Over the last few weeks I have been orchestrating and arranging the music of the Polkadots and writing some new material for their show, Magic Carpet Ride, with the Auckland Philharmonia in March. There are eight pieces in total for my contribution, each varies greatly in style from Caribbean, salsa, lullaby, Maori, ballad, storytelling, blues, and more - making it loads of fun to bring to life with the orchestra.
After transcribing each track into a piano/vocal reduction the fun began - unleashing the orchestra! Being a show for little people, the songs are often short, bold and simply structured so the challenge is to keep this while bringing in the massive presence of the orchestra, giving them some moments of their own, and giving the players material to get their teeth into.
I am in the closing days now, which is mainly just final touches to the orchestrations and part preparation to be done. Home straight!
I'm really looking forward to seeing the project come together and I hope to be at the rehearsals to see the magic carpet take off and the fine work of my friends Robert Dill (director) and David Kay (conductor).
MAGIC CARPET RIDE (event link here)
- Saturday 29th March 2014
- 10am and 11.30am
- Auckland Town Hall
- Adults/Senior: $15
- Child/Student: $15
Ok well Iâm working on this film score at the moment, orchestrating it and a bit of arranging. Lol it is veryÂ ...Â interesting. Iâve seen different scenes, heard stuff from the composer and seen the teaser website (www.chickencargo.com) â and after all of that Iâm completely confused other than knowing itâs a sci-fi comedy. lol Anyway it's going great and deadline now is January 2008 so things are going to step up a bit. Stay tuned.
Â Iâve just confirmed the premiere of âMei Speroâ? in Brazil early next year by the Sphera Ensemble. A specific date and venue is still being finalised but it should be a fantastic event. Iâm adjusting the instrumentation slightly to suit the ensemble a little better. The original instrumentation of cor anglais, clarinet, horn, trombone, percussion, harp, viola, cello and double bass will now include some violins. Anyway, will post more details as soon as they are available.
Okay so over the last two months have had so much work coming in, I haven't had a chance to post any blogs or in fact to much else at all. So what have I been doing? Rakaia is a new piece I just finished last week for the Auckland Symphony Orchestra.
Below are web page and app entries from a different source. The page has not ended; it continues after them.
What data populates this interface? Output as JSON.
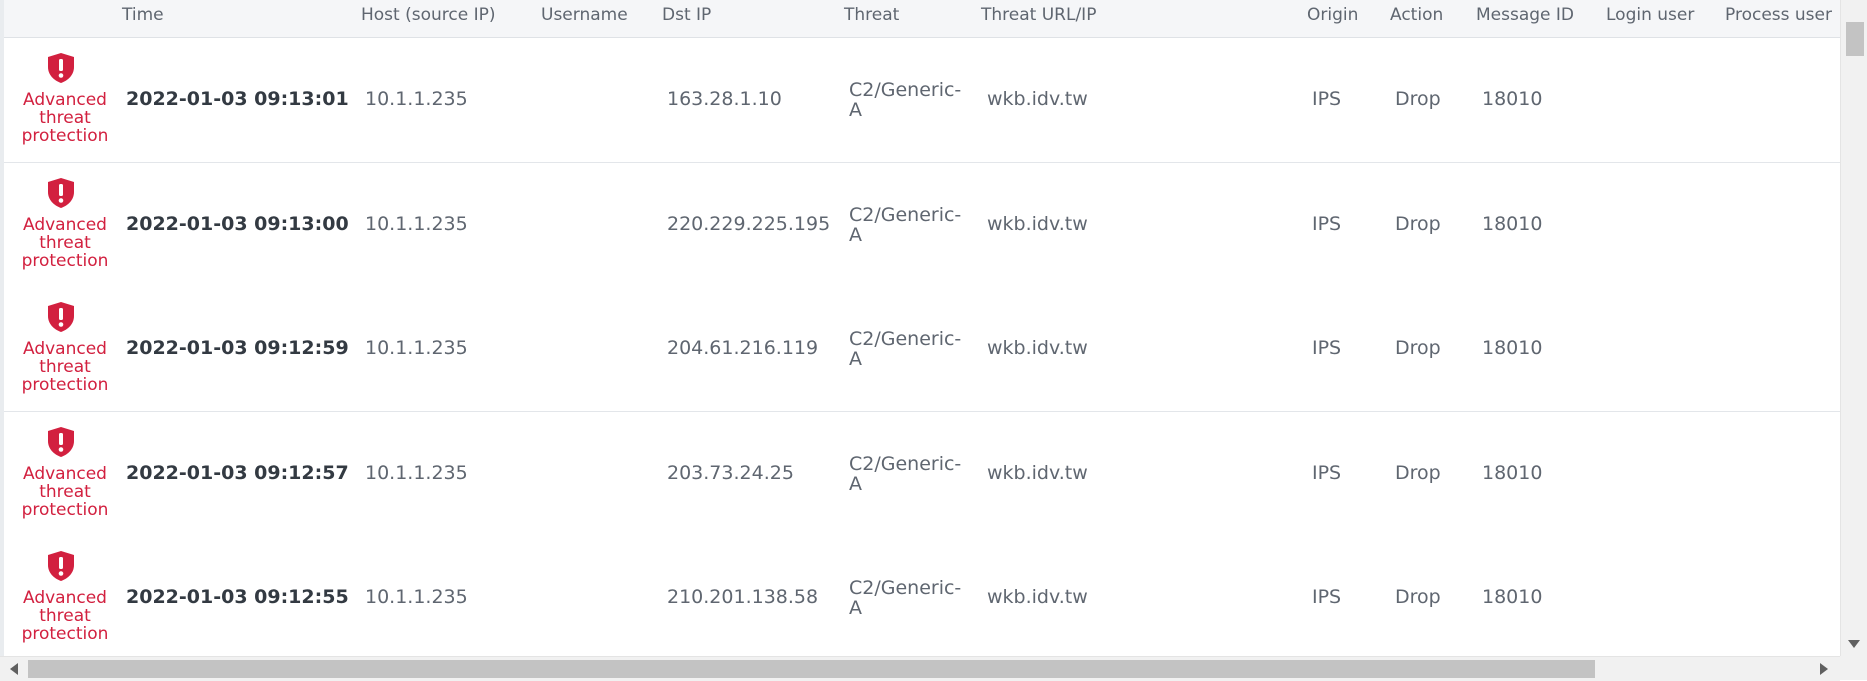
{
  "columns": {
    "time": "Time",
    "host": "Host (source IP)",
    "username": "Username",
    "dst_ip": "Dst IP",
    "threat": "Threat",
    "threat_url": "Threat URL/IP",
    "origin": "Origin",
    "action": "Action",
    "message_id": "Message ID",
    "login_user": "Login user",
    "process_user": "Process user"
  },
  "colors": {
    "category": "#d2203f",
    "header_bg": "#f5f6f8"
  },
  "rows": [
    {
      "icon": "shield-alert-icon",
      "category": "Advanced threat protection",
      "time": "2022-01-03 09:13:01",
      "host": "10.1.1.235",
      "username": "",
      "dst_ip": "163.28.1.10",
      "threat": "C2/Generic-A",
      "threat_url": "wkb.idv.tw",
      "origin": "IPS",
      "action": "Drop",
      "message_id": "18010",
      "login_user": "",
      "process_user": ""
    },
    {
      "icon": "shield-alert-icon",
      "category": "Advanced threat protection",
      "time": "2022-01-03 09:13:00",
      "host": "10.1.1.235",
      "username": "",
      "dst_ip": "220.229.225.195",
      "threat": "C2/Generic-A",
      "threat_url": "wkb.idv.tw",
      "origin": "IPS",
      "action": "Drop",
      "message_id": "18010",
      "login_user": "",
      "process_user": ""
    },
    {
      "icon": "shield-alert-icon",
      "category": "Advanced threat protection",
      "time": "2022-01-03 09:12:59",
      "host": "10.1.1.235",
      "username": "",
      "dst_ip": "204.61.216.119",
      "threat": "C2/Generic-A",
      "threat_url": "wkb.idv.tw",
      "origin": "IPS",
      "action": "Drop",
      "message_id": "18010",
      "login_user": "",
      "process_user": ""
    },
    {
      "icon": "shield-alert-icon",
      "category": "Advanced threat protection",
      "time": "2022-01-03 09:12:57",
      "host": "10.1.1.235",
      "username": "",
      "dst_ip": "203.73.24.25",
      "threat": "C2/Generic-A",
      "threat_url": "wkb.idv.tw",
      "origin": "IPS",
      "action": "Drop",
      "message_id": "18010",
      "login_user": "",
      "process_user": ""
    },
    {
      "icon": "shield-alert-icon",
      "category": "Advanced threat protection",
      "time": "2022-01-03 09:12:55",
      "host": "10.1.1.235",
      "username": "",
      "dst_ip": "210.201.138.58",
      "threat": "C2/Generic-A",
      "threat_url": "wkb.idv.tw",
      "origin": "IPS",
      "action": "Drop",
      "message_id": "18010",
      "login_user": "",
      "process_user": ""
    }
  ]
}
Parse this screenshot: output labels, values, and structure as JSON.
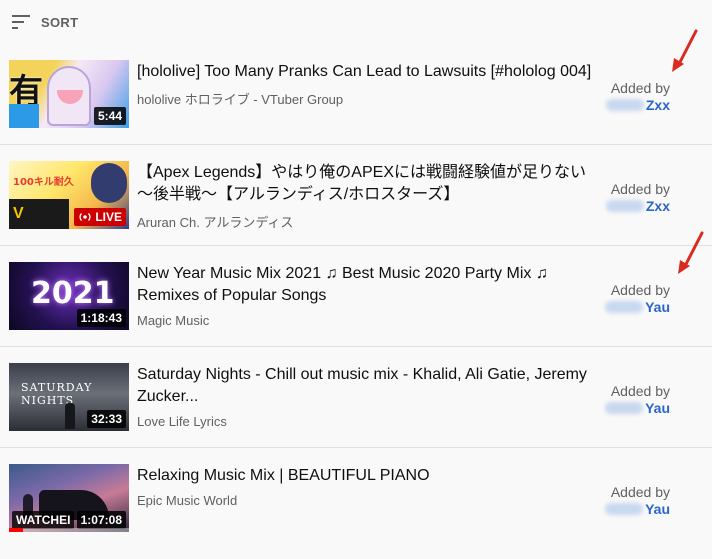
{
  "header": {
    "sort_label": "SORT"
  },
  "added_by_label": "Added by",
  "colors": {
    "accent_red": "#d92b1f",
    "link_blue": "#2a65c8",
    "live_red": "#cc0000"
  },
  "videos": [
    {
      "title": "[hololive] Too Many Pranks Can Lead to Lawsuits [#hololog 004]",
      "channel": "hololive ホロライブ - VTuber Group",
      "duration": "5:44",
      "added_by": "Zxx",
      "thumb_text": "有 罪"
    },
    {
      "title": "【Apex Legends】やはり俺のAPEXには戦闘経験値が足りない～後半戦～【アルランディス/ホロスターズ】",
      "channel": "Aruran Ch. アルランディス",
      "duration": "LIVE",
      "added_by": "Zxx",
      "thumb_text": "100キル耐久"
    },
    {
      "title": "New Year Music Mix 2021 ♫ Best Music 2020 Party Mix ♫ Remixes of Popular Songs",
      "channel": "Magic Music",
      "duration": "1:18:43",
      "added_by": "Yau",
      "thumb_text": "2021"
    },
    {
      "title": "Saturday Nights - Chill out music mix - Khalid, Ali Gatie, Jeremy Zucker...",
      "channel": "Love Life Lyrics",
      "duration": "32:33",
      "added_by": "Yau",
      "thumb_text": "SATURDAY NIGHTS"
    },
    {
      "title": "Relaxing Music Mix | BEAUTIFUL PIANO",
      "channel": "Epic Music World",
      "duration": "1:07:08",
      "watched_label": "WATCHEI",
      "watch_progress": 0.12,
      "added_by": "Yau"
    }
  ]
}
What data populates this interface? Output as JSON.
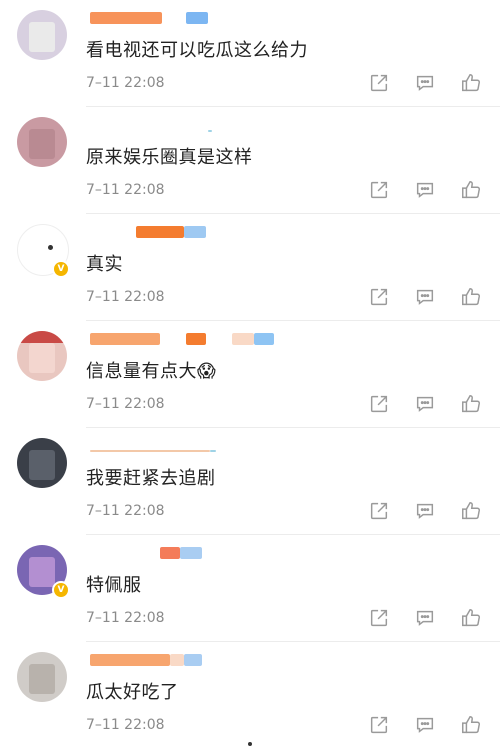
{
  "comments": [
    {
      "text": "看电视还可以吃瓜这么给力",
      "time": "7–11 22:08",
      "verified": false
    },
    {
      "text": "原来娱乐圈真是这样",
      "time": "7–11 22:08",
      "verified": false
    },
    {
      "text": "真实",
      "time": "7–11 22:08",
      "verified": true
    },
    {
      "text": "信息量有点大😱",
      "time": "7–11 22:08",
      "verified": false
    },
    {
      "text": "我要赶紧去追剧",
      "time": "7–11 22:08",
      "verified": false
    },
    {
      "text": "特佩服",
      "time": "7–11 22:08",
      "verified": true
    },
    {
      "text": "瓜太好吃了",
      "time": "7–11 22:08",
      "verified": false
    }
  ],
  "actions": [
    "share-icon",
    "comment-icon",
    "like-icon"
  ],
  "colors": {
    "text": "#222222",
    "muted": "#8a8a8a",
    "icon": "#9a9a9a",
    "divider": "#ececec"
  }
}
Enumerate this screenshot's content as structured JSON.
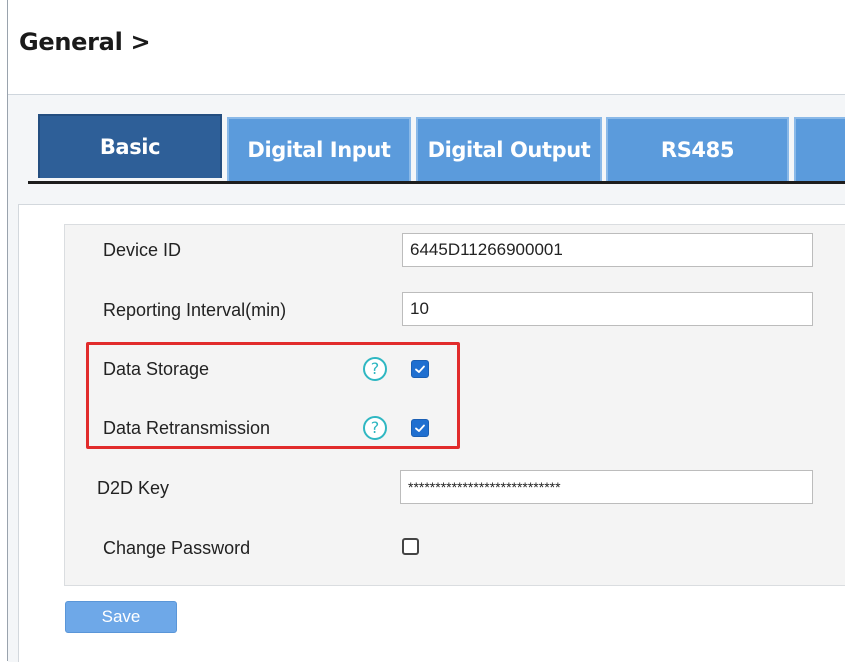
{
  "header": {
    "title": "General >"
  },
  "tabs": [
    {
      "label": "Basic",
      "active": true
    },
    {
      "label": "Digital Input",
      "active": false
    },
    {
      "label": "Digital Output",
      "active": false
    },
    {
      "label": "RS485",
      "active": false
    },
    {
      "label": "",
      "active": false
    }
  ],
  "form": {
    "device_id": {
      "label": "Device ID",
      "value": "6445D11266900001"
    },
    "reporting_interval": {
      "label": "Reporting Interval(min)",
      "value": "10"
    },
    "data_storage": {
      "label": "Data Storage",
      "help_icon": "?",
      "checked": true
    },
    "data_retransmission": {
      "label": "Data Retransmission",
      "help_icon": "?",
      "checked": true
    },
    "d2d_key": {
      "label": "D2D Key",
      "value": "****************************"
    },
    "change_password": {
      "label": "Change Password",
      "checked": false
    }
  },
  "actions": {
    "save_label": "Save"
  },
  "colors": {
    "tab_active": "#2e5f98",
    "tab_inactive": "#5b9bdc",
    "checkbox_checked": "#1f6fd0",
    "help_icon": "#2fb7c2",
    "highlight_box": "#e12b2b",
    "save_button": "#6ea8e8"
  },
  "icons": {
    "help": "help-icon",
    "checkbox": "checkbox-icon"
  }
}
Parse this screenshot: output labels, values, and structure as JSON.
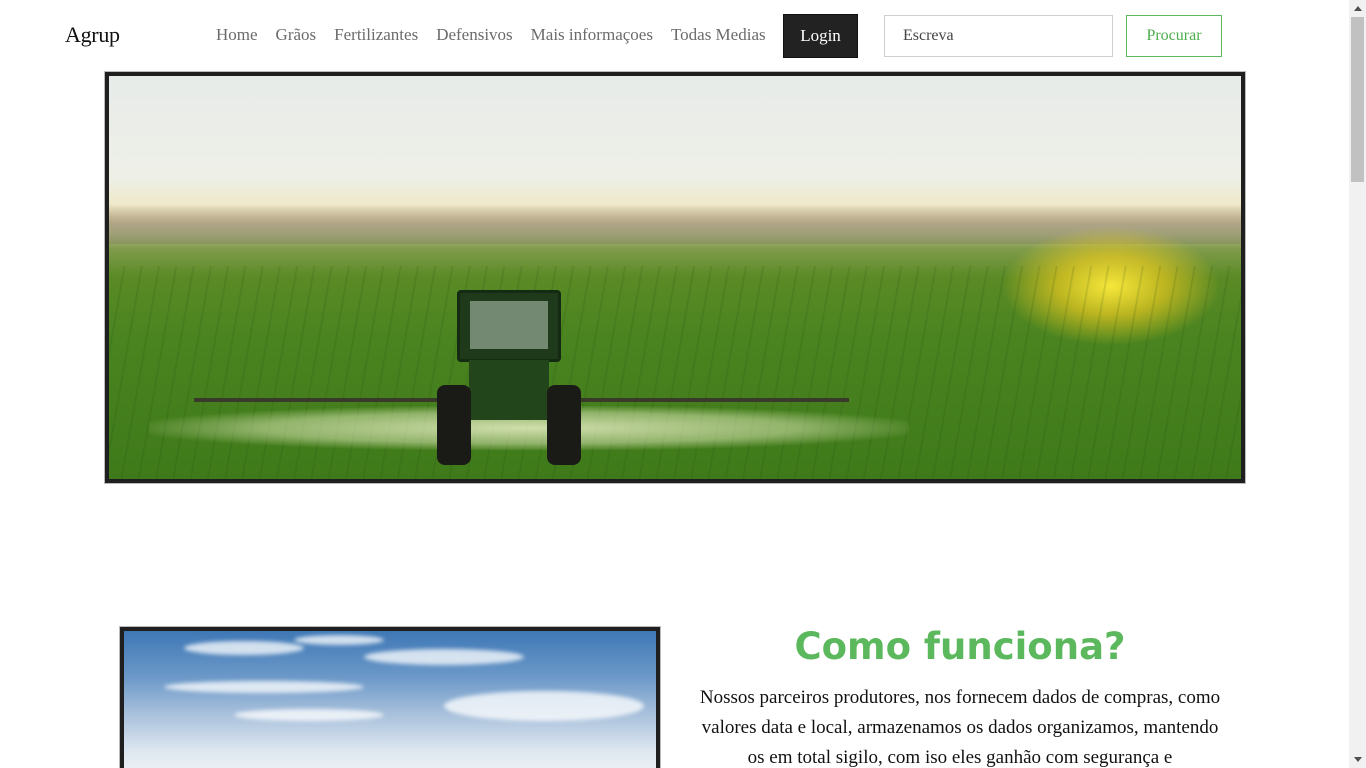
{
  "navbar": {
    "brand": "Agrup",
    "links": [
      "Home",
      "Grãos",
      "Fertilizantes",
      "Defensivos",
      "Mais informaçoes",
      "Todas Medias"
    ],
    "login_label": "Login",
    "search_placeholder": "Escreva",
    "search_button": "Procurar"
  },
  "how": {
    "title": "Como funciona?",
    "text": "Nossos parceiros produtores, nos fornecem dados de compras, como valores data e local, armazenamos os dados organizamos, mantendo os em total sigilo, com iso eles ganhão com segurança e"
  },
  "colors": {
    "accent_green": "#5cb85c",
    "login_bg": "#222222"
  }
}
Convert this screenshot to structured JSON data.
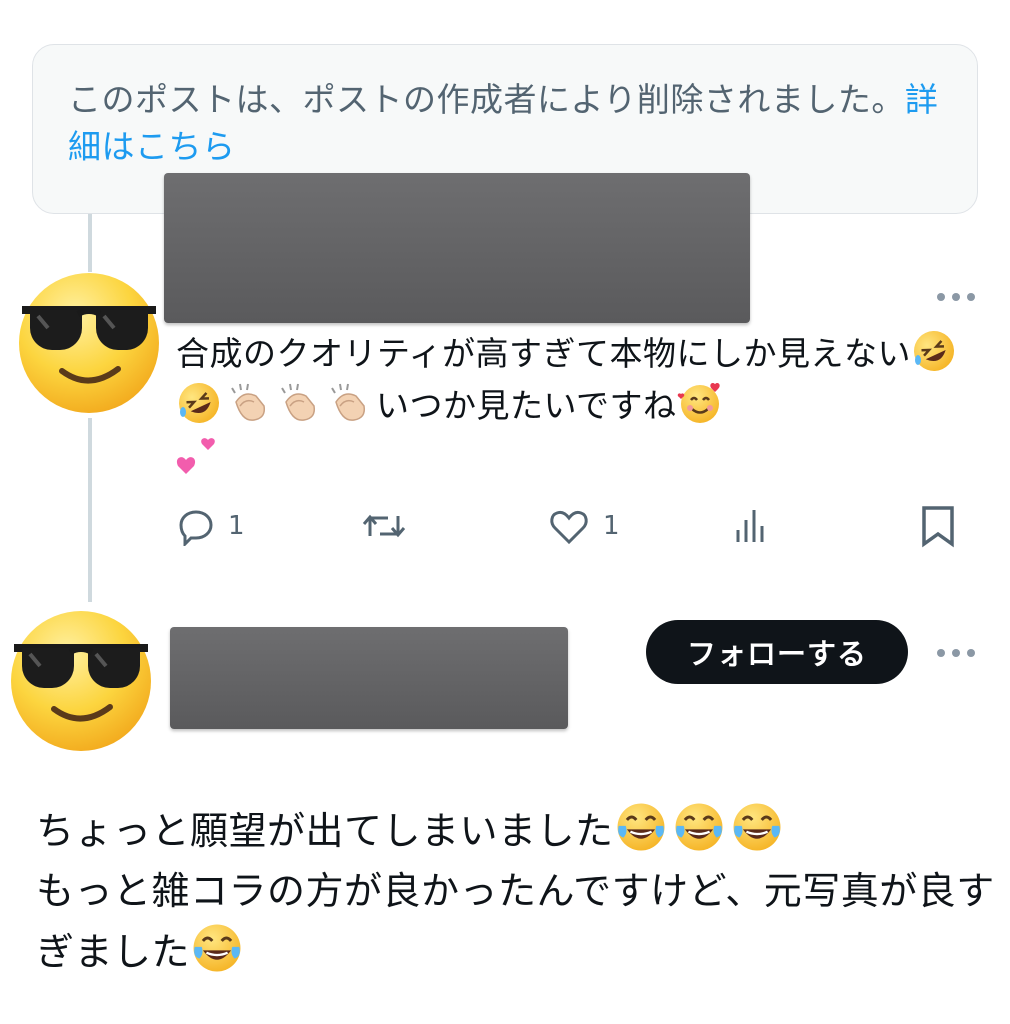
{
  "deleted_notice": {
    "text": "このポストは、ポストの作成者により削除されました。",
    "link": "詳細はこちら"
  },
  "reply": {
    "text_part1": "合成のクオリティが高すぎて本物にしか見えない",
    "text_part2": "いつか見たいですね",
    "avatar_icon": "sunglasses-face-emoji",
    "actions": {
      "reply_count": "1",
      "repost_count": "",
      "like_count": "1"
    }
  },
  "post": {
    "avatar_icon": "sunglasses-face-emoji",
    "follow_label": "フォローする",
    "line1": "ちょっと願望が出てしまいました",
    "line2": "もっと雑コラの方が良かったんですけど、元写真が良すぎました"
  },
  "colors": {
    "link": "#1d9bf0",
    "muted": "#536471",
    "text": "#0f1419",
    "thread_line": "#cfd9de"
  }
}
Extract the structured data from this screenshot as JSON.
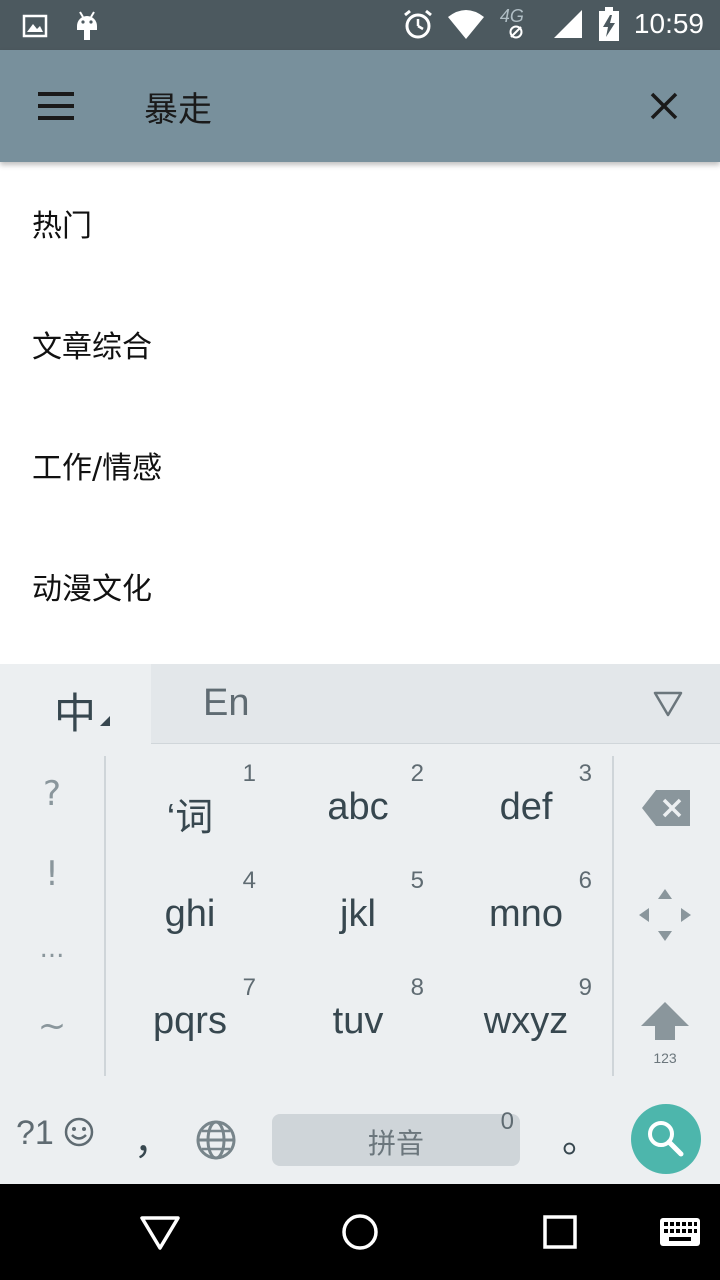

It is for their "Rivers" concerts in August. For the dates and venues check out the news. The Rakaia river heads east from the Southern Alps here in New Zealand and reaches the sea just south of Christchurch. Thanks to my friend Wikipedia you can check out more details here. Anyway it was an interesting piece to write as the orchestra's audience is not my usual type of audience. But anyway I ran through it all with the conductor Gary Daverne and he is happy so that's good. Rehearsals start Monday night so will keep you posted. If you're in Auckland on the concert dates, come along and I'd be so keen to get your post concert thoughts.
Chicken Cargo is an independent film based in Chicago. Scott Hunt is composing the score and I am orchestrating. The film is kind of a sci-fi comedy and the bits I've been seeing are quite good. We're just finishing the opening scene at the moment and the whole "living on the other side of the world" thing is proving no problem at all. Anyway this is a long term project (film released mid '08) and so will I'm sure be posting regular updates on how everything is going.
North Shore Junior Orchestra is a second orchestra I have picked up. It is a junior orchestra and so will be heaps of fun. Have got our programme all sorted and am about to do a mailout which will kick us off for term 3. I've just updated their website here.
Have also had a heap of engraving work which isn't too strenuous but is time consuming. So its good to have work flocking in, and with very little sleep I'm managing to get through it all. Woohoo.